To explain my issue, let's say I have 3 tables in my database:
Let's say they had the following columns and values:
gid would be foreign keys:
I have a similar setup in a few of my tables and I still don't understand the foreign keys fully. I somewhat understand the theory behind them (which is why I started using them) but I can't see how it affects the database and how it helps me use the database.
I read it was supposed to be for accuracy, so I tried to add
ugroup that didn't exist in either user table or group and it added no problem, which got me confused.
All of my databases are InnoDB, both the
group.gid are primary keys and they are indexed, all of them are
int type of 11 character length.
Should I also index the
ugroup.gid? Or have I completely missed the point of foreign keys? Or are foreign keys obsolete now?
The following quote doesn't seem to happen to me:
Thus, because an aircraft type with identifier 616 doesn't exist in the aircrafttype, MySQL rejects the record with that value for the aircraft table. In this manner, foreign key constraints can significantly help in enforcing the data integrity of the tables in a database and reducing the occurrences of "bad" or inconsistent field values.
To the best of my knowledge, all of the following are met:
- All the tables in the relationship must be InnoDB tables. In non-InnoDB tables, the FOREIGN KEY…REFERENCES modifier is simply ignored by MySQL.
- The fields used in the foreign key relationship must be indexed in all referenced tables (InnoDB will automatically create these indexes for you if you don't specify any).
- The data types of the fields named in the foreign key relationship should be similar.
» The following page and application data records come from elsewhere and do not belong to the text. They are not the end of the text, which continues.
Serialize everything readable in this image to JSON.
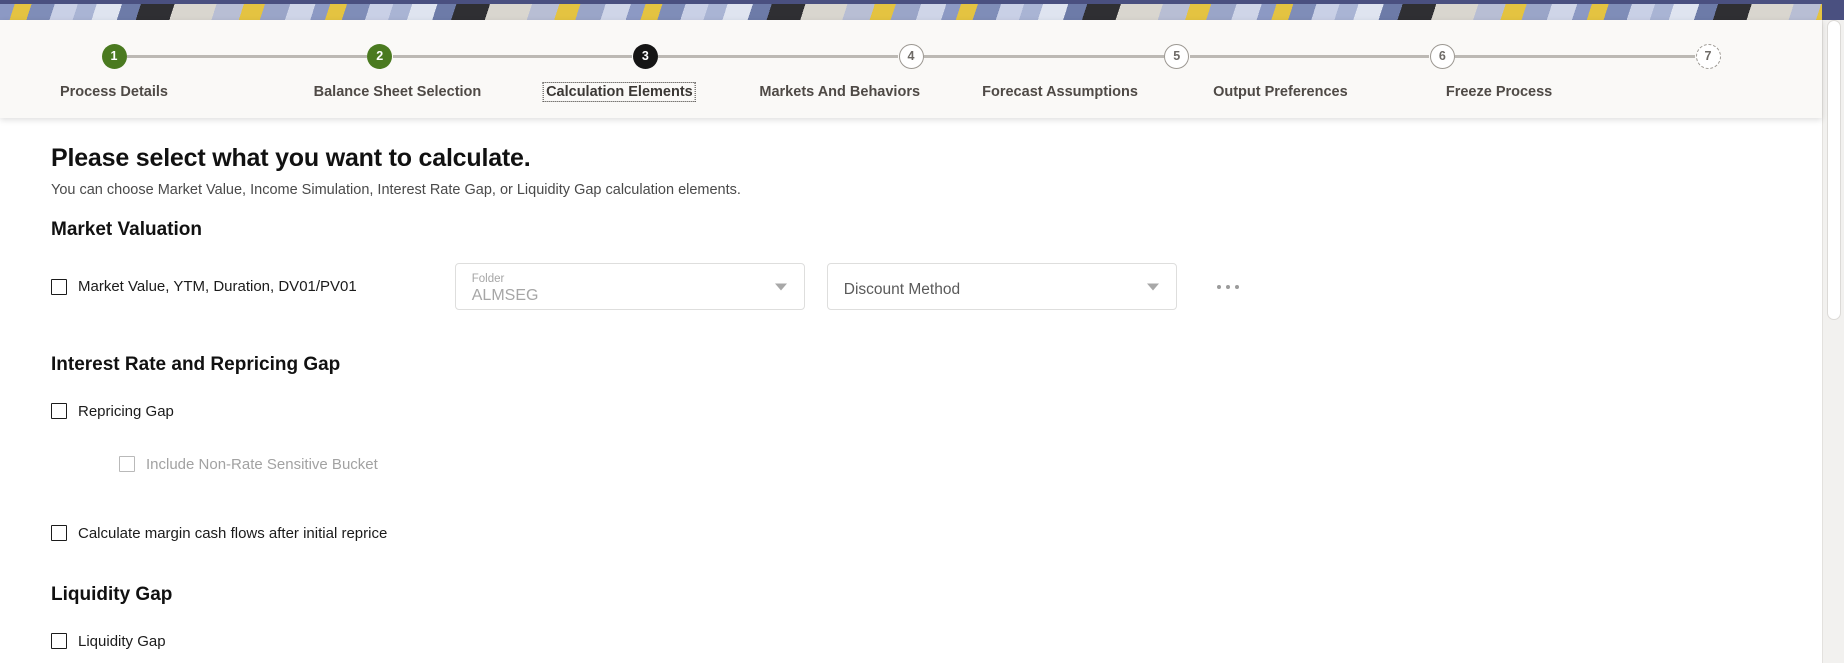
{
  "banner": {
    "name": "decorative-banner"
  },
  "stepper": {
    "steps": [
      {
        "number": "1",
        "label": "Process Details",
        "state": "done"
      },
      {
        "number": "2",
        "label": "Balance Sheet Selection",
        "state": "done"
      },
      {
        "number": "3",
        "label": "Calculation Elements",
        "state": "current"
      },
      {
        "number": "4",
        "label": "Markets And Behaviors",
        "state": "todo"
      },
      {
        "number": "5",
        "label": "Forecast Assumptions",
        "state": "todo"
      },
      {
        "number": "6",
        "label": "Output Preferences",
        "state": "todo"
      },
      {
        "number": "7",
        "label": "Freeze Process",
        "state": "future"
      }
    ],
    "colors": {
      "done": "#4a7a20",
      "current": "#151515",
      "todo_border": "#9c9892",
      "connector": "#bcb9b4"
    }
  },
  "main": {
    "title": "Please select what you want to calculate.",
    "subtitle": "You can choose Market Value, Income Simulation, Interest Rate Gap, or Liquidity Gap calculation elements.",
    "sections": [
      {
        "title": "Market Valuation",
        "checkbox_label": "Market Value, YTM, Duration, DV01/PV01",
        "checked": false,
        "folder_select": {
          "floating_label": "Folder",
          "value": "ALMSEG"
        },
        "discount_select": {
          "placeholder": "Discount Method"
        },
        "overflow_menu": "more-options"
      },
      {
        "title": "Interest Rate and Repricing Gap",
        "repricing_gap_label": "Repricing Gap",
        "repricing_gap_checked": false,
        "non_rate_bucket_label": "Include Non-Rate Sensitive Bucket",
        "non_rate_bucket_checked": false,
        "non_rate_bucket_disabled": true,
        "margin_cash_flows_label": "Calculate margin cash flows after initial reprice",
        "margin_cash_flows_checked": false
      },
      {
        "title": "Liquidity Gap",
        "checkbox_label": "Liquidity Gap",
        "checked": false
      }
    ]
  }
}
This is especially true of integer types, which must match in both size and sign.